*** EXTRACTED ENTRIES ***
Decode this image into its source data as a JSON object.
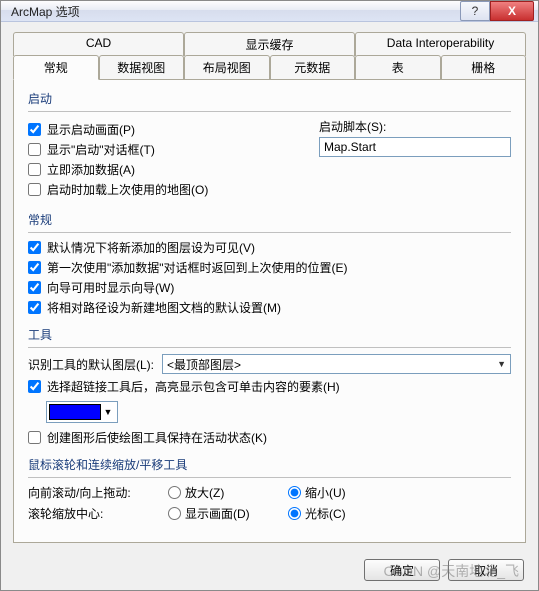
{
  "window": {
    "title": "ArcMap 选项",
    "help_glyph": "?",
    "close_glyph": "X"
  },
  "tabs_top": [
    {
      "label": "CAD"
    },
    {
      "label": "显示缓存"
    },
    {
      "label": "Data Interoperability"
    }
  ],
  "tabs_bottom": [
    {
      "label": "常规",
      "active": true
    },
    {
      "label": "数据视图"
    },
    {
      "label": "布局视图"
    },
    {
      "label": "元数据"
    },
    {
      "label": "表"
    },
    {
      "label": "栅格"
    }
  ],
  "startup": {
    "title": "启动",
    "show_splash": {
      "label": "显示启动画面(P)",
      "checked": true
    },
    "show_dialog": {
      "label": "显示\"启动\"对话框(T)",
      "checked": false
    },
    "add_data_now": {
      "label": "立即添加数据(A)",
      "checked": false
    },
    "load_last_map": {
      "label": "启动时加载上次使用的地图(O)",
      "checked": false
    },
    "script_label": "启动脚本(S):",
    "script_value": "Map.Start"
  },
  "general": {
    "title": "常规",
    "new_layers_visible": {
      "label": "默认情况下将新添加的图层设为可见(V)",
      "checked": true
    },
    "return_last_location": {
      "label": "第一次使用\"添加数据\"对话框时返回到上次使用的位置(E)",
      "checked": true
    },
    "show_wizards": {
      "label": "向导可用时显示向导(W)",
      "checked": true
    },
    "relative_paths": {
      "label": "将相对路径设为新建地图文档的默认设置(M)",
      "checked": true
    }
  },
  "tools": {
    "title": "工具",
    "identify_label": "识别工具的默认图层(L):",
    "identify_value": "<最顶部图层>",
    "hyperlink": {
      "label": "选择超链接工具后，高亮显示包含可单击内容的要素(H)",
      "checked": true
    },
    "color": "#0000ff",
    "keep_tool_active": {
      "label": "创建图形后使绘图工具保持在活动状态(K)",
      "checked": false
    }
  },
  "wheel": {
    "title": "鼠标滚轮和连续缩放/平移工具",
    "row1_label": "向前滚动/向上拖动:",
    "row2_label": "滚轮缩放中心:",
    "zoom_in": "放大(Z)",
    "zoom_out": "缩小(U)",
    "display": "显示画面(D)",
    "cursor": "光标(C)",
    "scroll_sel": "out",
    "center_sel": "cursor"
  },
  "buttons": {
    "ok": "确定",
    "cancel": "取消"
  },
  "watermark": "CSDN @天南地北_飞"
}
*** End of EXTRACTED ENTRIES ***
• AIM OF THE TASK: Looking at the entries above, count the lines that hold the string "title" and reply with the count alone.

• RESULT OF THIS TASK: 5